conference contributionposted on 06.12.2017, 00:00 by Dwayne Nielsen, Gopinath ChattopadhyayGopinath Chattopadhyay, Dhamodharan RamanDhamodharan Raman

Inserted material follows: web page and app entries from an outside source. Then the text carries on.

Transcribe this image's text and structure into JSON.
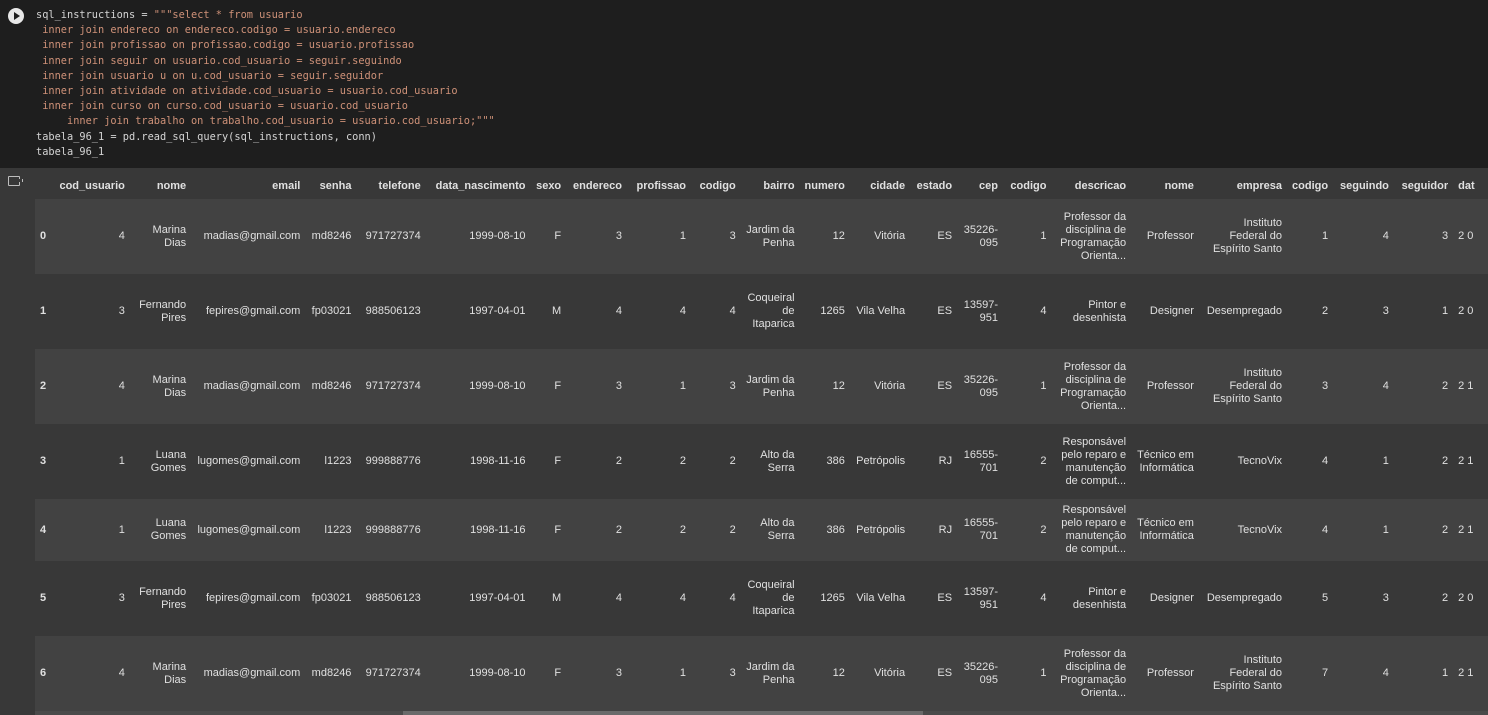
{
  "code": {
    "line1_a": "sql_instructions = ",
    "line1_b": "\"\"\"select * from usuario",
    "sql_lines": [
      " inner join endereco on endereco.codigo = usuario.endereco",
      " inner join profissao on profissao.codigo = usuario.profissao",
      " inner join seguir on usuario.cod_usuario = seguir.seguindo",
      " inner join usuario u on u.cod_usuario = seguir.seguidor",
      " inner join atividade on atividade.cod_usuario = usuario.cod_usuario",
      " inner join curso on curso.cod_usuario = usuario.cod_usuario",
      "     inner join trabalho on trabalho.cod_usuario = usuario.cod_usuario;\"\"\""
    ],
    "line9": "tabela_96_1 = pd.read_sql_query(sql_instructions, conn)",
    "line10": "tabela_96_1"
  },
  "table": {
    "columns": [
      "",
      "cod_usuario",
      "nome",
      "email",
      "senha",
      "telefone",
      "data_nascimento",
      "sexo",
      "endereco",
      "profissao",
      "codigo",
      "bairro",
      "numero",
      "cidade",
      "estado",
      "cep",
      "codigo",
      "descricao",
      "nome",
      "empresa",
      "codigo",
      "seguindo",
      "seguidor",
      "dat"
    ],
    "rows": [
      [
        "0",
        "4",
        "Marina Dias",
        "madias@gmail.com",
        "md8246",
        "971727374",
        "1999-08-10",
        "F",
        "3",
        "1",
        "3",
        "Jardim da Penha",
        "12",
        "Vitória",
        "ES",
        "35226-095",
        "1",
        "Professor da disciplina de Programação Orienta...",
        "Professor",
        "Instituto Federal do Espírito Santo",
        "1",
        "4",
        "3",
        "2 0"
      ],
      [
        "1",
        "3",
        "Fernando Pires",
        "fepires@gmail.com",
        "fp03021",
        "988506123",
        "1997-04-01",
        "M",
        "4",
        "4",
        "4",
        "Coqueiral de Itaparica",
        "1265",
        "Vila Velha",
        "ES",
        "13597-951",
        "4",
        "Pintor e desenhista",
        "Designer",
        "Desempregado",
        "2",
        "3",
        "1",
        "2 0"
      ],
      [
        "2",
        "4",
        "Marina Dias",
        "madias@gmail.com",
        "md8246",
        "971727374",
        "1999-08-10",
        "F",
        "3",
        "1",
        "3",
        "Jardim da Penha",
        "12",
        "Vitória",
        "ES",
        "35226-095",
        "1",
        "Professor da disciplina de Programação Orienta...",
        "Professor",
        "Instituto Federal do Espírito Santo",
        "3",
        "4",
        "2",
        "2 1"
      ],
      [
        "3",
        "1",
        "Luana Gomes",
        "lugomes@gmail.com",
        "l1223",
        "999888776",
        "1998-11-16",
        "F",
        "2",
        "2",
        "2",
        "Alto da Serra",
        "386",
        "Petrópolis",
        "RJ",
        "16555-701",
        "2",
        "Responsável pelo reparo e manutenção de comput...",
        "Técnico em Informática",
        "TecnoVix",
        "4",
        "1",
        "2",
        "2 1"
      ],
      [
        "4",
        "1",
        "Luana Gomes",
        "lugomes@gmail.com",
        "l1223",
        "999888776",
        "1998-11-16",
        "F",
        "2",
        "2",
        "2",
        "Alto da Serra",
        "386",
        "Petrópolis",
        "RJ",
        "16555-701",
        "2",
        "Responsável pelo reparo e manutenção de comput...",
        "Técnico em Informática",
        "TecnoVix",
        "4",
        "1",
        "2",
        "2 1"
      ],
      [
        "5",
        "3",
        "Fernando Pires",
        "fepires@gmail.com",
        "fp03021",
        "988506123",
        "1997-04-01",
        "M",
        "4",
        "4",
        "4",
        "Coqueiral de Itaparica",
        "1265",
        "Vila Velha",
        "ES",
        "13597-951",
        "4",
        "Pintor e desenhista",
        "Designer",
        "Desempregado",
        "5",
        "3",
        "2",
        "2 0"
      ],
      [
        "6",
        "4",
        "Marina Dias",
        "madias@gmail.com",
        "md8246",
        "971727374",
        "1999-08-10",
        "F",
        "3",
        "1",
        "3",
        "Jardim da Penha",
        "12",
        "Vitória",
        "ES",
        "35226-095",
        "1",
        "Professor da disciplina de Programação Orienta...",
        "Professor",
        "Instituto Federal do Espírito Santo",
        "7",
        "4",
        "1",
        "2 1"
      ]
    ]
  }
}
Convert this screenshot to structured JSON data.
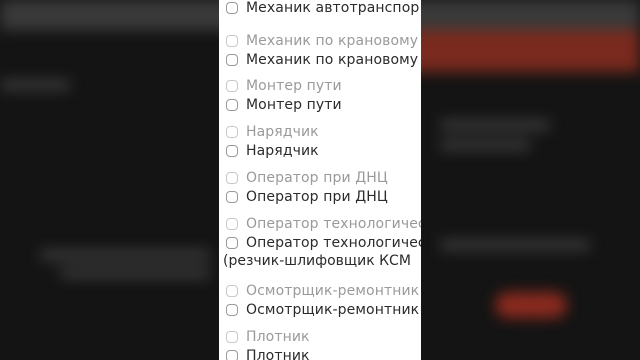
{
  "options": [
    {
      "faded": "",
      "label": "Механик автотранспор"
    },
    {
      "faded": "Механик по крановому",
      "label": "Механик по крановому"
    },
    {
      "faded": "Монтер пути",
      "label": "Монтер пути"
    },
    {
      "faded": "Нарядчик",
      "label": "Нарядчик"
    },
    {
      "faded": "Оператор при ДНЦ",
      "label": "Оператор при ДНЦ"
    },
    {
      "faded": "Оператор технологичес",
      "label": "Оператор технологичес",
      "label2": "(резчик-шлифовщик КСМ"
    },
    {
      "faded": "Осмотрщик-ремонтник",
      "label": "Осмотрщик-ремонтник"
    },
    {
      "faded": "Плотник",
      "label": "Плотник"
    }
  ]
}
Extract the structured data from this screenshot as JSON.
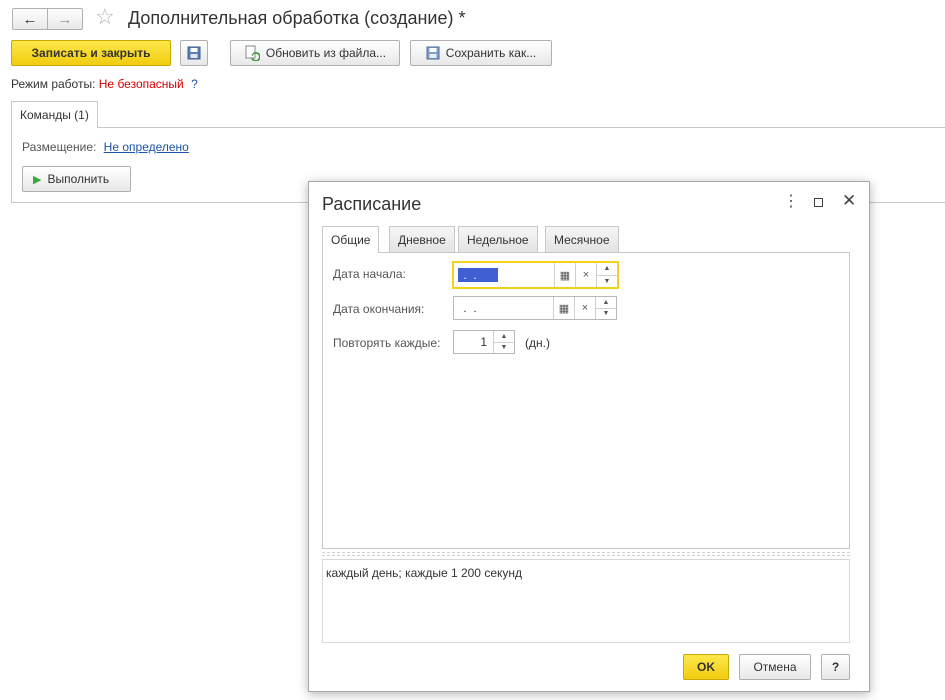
{
  "window": {
    "title": "Дополнительная обработка (создание) *"
  },
  "toolbar": {
    "save_close_label": "Записать и закрыть",
    "update_from_file_label": "Обновить из файла...",
    "save_as_label": "Сохранить как..."
  },
  "mode": {
    "label": "Режим работы:",
    "value": "Не безопасный",
    "help": "?"
  },
  "main_tabs": [
    {
      "label": "Команды (1)"
    }
  ],
  "placement": {
    "label": "Размещение:",
    "value": "Не определено"
  },
  "execute_label": "Выполнить",
  "dialog": {
    "title": "Расписание",
    "tabs": [
      {
        "label": "Общие"
      },
      {
        "label": "Дневное"
      },
      {
        "label": "Недельное"
      },
      {
        "label": "Месячное"
      }
    ],
    "start_date": {
      "label": "Дата начала:",
      "value": " .  . "
    },
    "end_date": {
      "label": "Дата окончания:",
      "value": " .  . "
    },
    "repeat": {
      "label": "Повторять каждые:",
      "value": "1",
      "unit": "(дн.)"
    },
    "summary": "каждый день; каждые 1 200 секунд",
    "ok_label": "OK",
    "cancel_label": "Отмена",
    "help_label": "?"
  },
  "colors": {
    "accent_yellow": "#f5d21a",
    "link_blue": "#1d54a8",
    "warning_red": "#d40000",
    "selection_blue": "#3f5fd2"
  }
}
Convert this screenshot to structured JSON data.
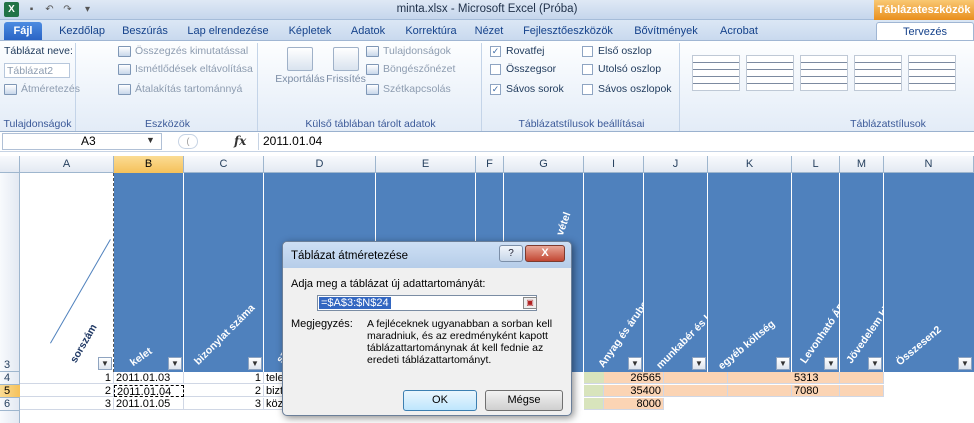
{
  "window": {
    "title": "minta.xlsx - Microsoft Excel (Próba)",
    "context_tab_group": "Táblázateszközök"
  },
  "tabs": [
    "Fájl",
    "Kezdőlap",
    "Beszúrás",
    "Lap elrendezése",
    "Képletek",
    "Adatok",
    "Korrektúra",
    "Nézet",
    "Fejlesztőeszközök",
    "Bővítmények",
    "Acrobat",
    "Tervezés"
  ],
  "ribbon": {
    "properties": {
      "name_label": "Táblázat neve:",
      "name_value": "Táblázat2",
      "resize": "Átméretezés",
      "group": "Tulajdonságok"
    },
    "tools": {
      "pivot": "Összegzés kimutatással",
      "remove_dups": "Ismétlődések eltávolítása",
      "convert": "Átalakítás tartománnyá",
      "group": "Eszközök"
    },
    "external": {
      "export": "Exportálás",
      "refresh": "Frissítés",
      "properties": "Tulajdonságok",
      "browser": "Böngészőnézet",
      "unlink": "Szétkapcsolás",
      "group": "Külső táblában tárolt adatok"
    },
    "style_options": {
      "header_row": "Rovatfej",
      "total_row": "Összegsor",
      "banded_rows": "Sávos sorok",
      "first_col": "Első oszlop",
      "last_col": "Utolsó oszlop",
      "banded_cols": "Sávos oszlopok",
      "group": "Táblázatstílusok beállításai"
    },
    "styles_group": "Táblázatstílusok"
  },
  "formula_bar": {
    "name_box": "A3",
    "fx": "fx",
    "value": "2011.01.04"
  },
  "columns": [
    "A",
    "B",
    "C",
    "D",
    "E",
    "F",
    "G",
    "I",
    "J",
    "K",
    "L",
    "M",
    "N"
  ],
  "rows": [
    "3",
    "4",
    "5",
    "6"
  ],
  "header_labels": [
    "sorszám",
    "kelet",
    "bizonylat száma",
    "sz",
    "",
    "",
    "vétel",
    "FA",
    "Anyag és árubeszerzés",
    "munkabér és közteher",
    "egyéb költség",
    "Levonható ÁFA",
    "Jövedelem kivét",
    "Összesen2"
  ],
  "table_rows": [
    {
      "a": "1",
      "b": "2011.01.03",
      "c": "1",
      "d": "telefo",
      "i": "26565",
      "l": "5313"
    },
    {
      "a": "2",
      "b": "2011.01.04",
      "c": "2",
      "d": "biztos",
      "i": "35400",
      "l": "7080"
    },
    {
      "a": "3",
      "b": "2011.01.05",
      "c": "3",
      "d": "közö",
      "i": "8000",
      "l": ""
    }
  ],
  "dialog": {
    "title": "Táblázat átméretezése",
    "help": "?",
    "close": "X",
    "prompt": "Adja meg a táblázat új adattartományát:",
    "range": "=$A$3:$N$24",
    "note_label": "Megjegyzés:",
    "note_text": "A fejléceknek ugyanabban a sorban kell maradniuk, és az eredményként kapott táblázattartománynak át kell fednie az eredeti táblázattartományt.",
    "ok": "OK",
    "cancel": "Mégse"
  },
  "colors": {
    "header_fill": "#4f81bd",
    "orange_fill": "#fbd4b4",
    "green_fill": "#d8e4bc",
    "selection": "#f5c15a"
  }
}
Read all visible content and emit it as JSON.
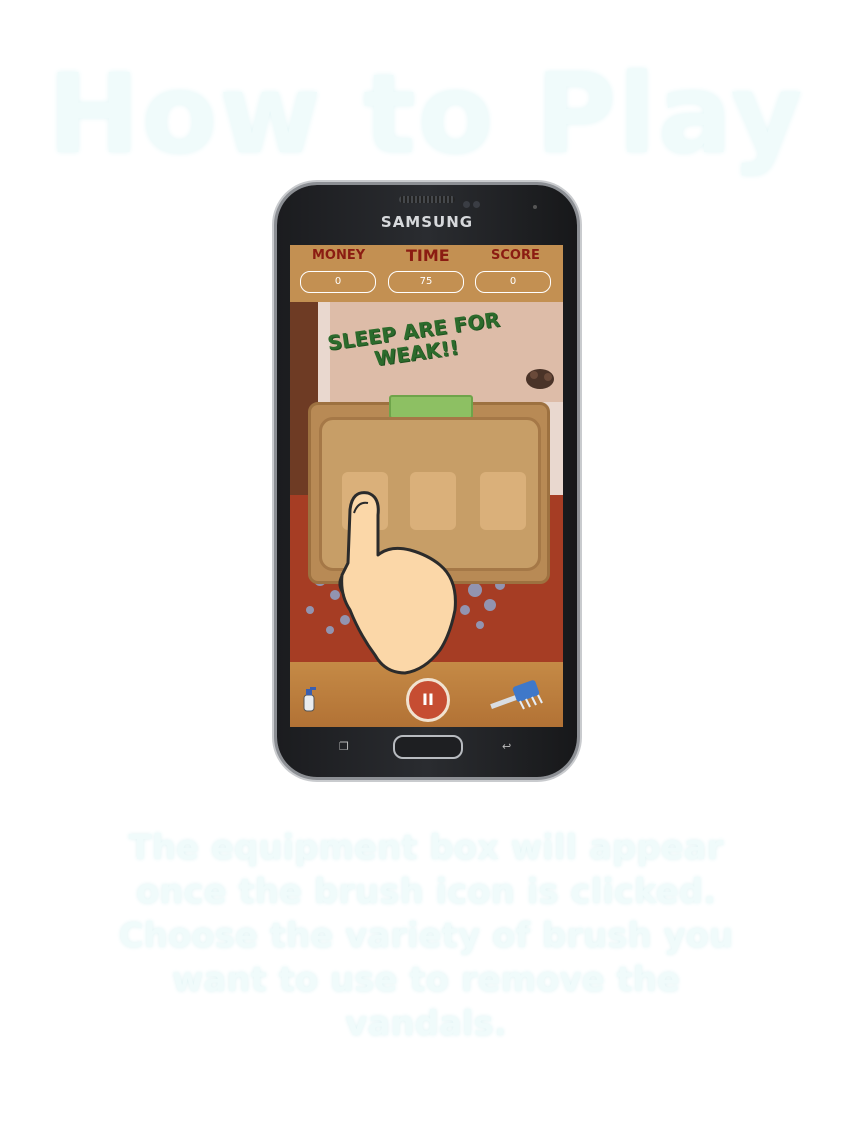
{
  "title": "How to Play",
  "phone": {
    "brand": "SAMSUNG"
  },
  "hud": {
    "money_label": "MONEY",
    "time_label": "TIME",
    "score_label": "SCORE",
    "money_value": "0",
    "time_value": "75",
    "score_value": "0"
  },
  "scene": {
    "slogan": "SLEEP ARE FOR WEAK!!"
  },
  "equipment_box": {
    "slot_count": 3,
    "selected_item_icon": "brush-icon"
  },
  "controls": {
    "pause_icon": "pause-icon",
    "pause_symbol": "II",
    "left_tool_icon": "spray-bottle-icon",
    "right_tool_icon": "brush-icon"
  },
  "instructions": {
    "text": "The equipment box will appear once the brush icon is clicked. Choose the variety of brush you want to use to remove the vandals."
  },
  "colors": {
    "title_color": "#f0fbfb",
    "hud_label_color": "#8b1c12",
    "slogan_color": "#2c6b2c",
    "pause_color": "#c64d32"
  }
}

A large number of Australian rail bridges were constructed over 80 years ago and the rail industry is suffering from their ever increasing maintenance costs and continued budget constraints. Making informed decisions for condition assessment, cost effective inspection, maintenance including repairs, upgrades and replacements with inadequate and sometimes inaccurate data and limited resource is a major challenge. Moreover, this limited access to actual data causes a great level of uncertainty in the management of railway bridges. In addition, bridge managers are expected to maintain these assets at specified performance levels with ongoing budget cuts and resource constraints. On the other hand, there is an increasing demand for bulk material transport leading to increasing axle loads to cope up with capacity constraints. Because of these reasons it is currently taking staff a longer time to plan and prepare maintenance budgets, analyse, interpret and take decisions for bridge life management. Most of the available bridge management systems are generic and analyse faults at the system level. In many cases, a detailed analysis at the level of individual components is needed to have a better understanding of potential root causes and focussed decision on bridge life extension. Consequently, a research project is being conducted on this issue and this paper proposes a practical bridge life management decision model using degradations, defect initiation and growth, maintenance options and relevant costs. The objective is to provide a practical, cost effective and user-friendly way to make maintenance decisions. The outcome of this research is a faster, more accurate system for informed decision making capability for cost effective life cycle management of railway bridges.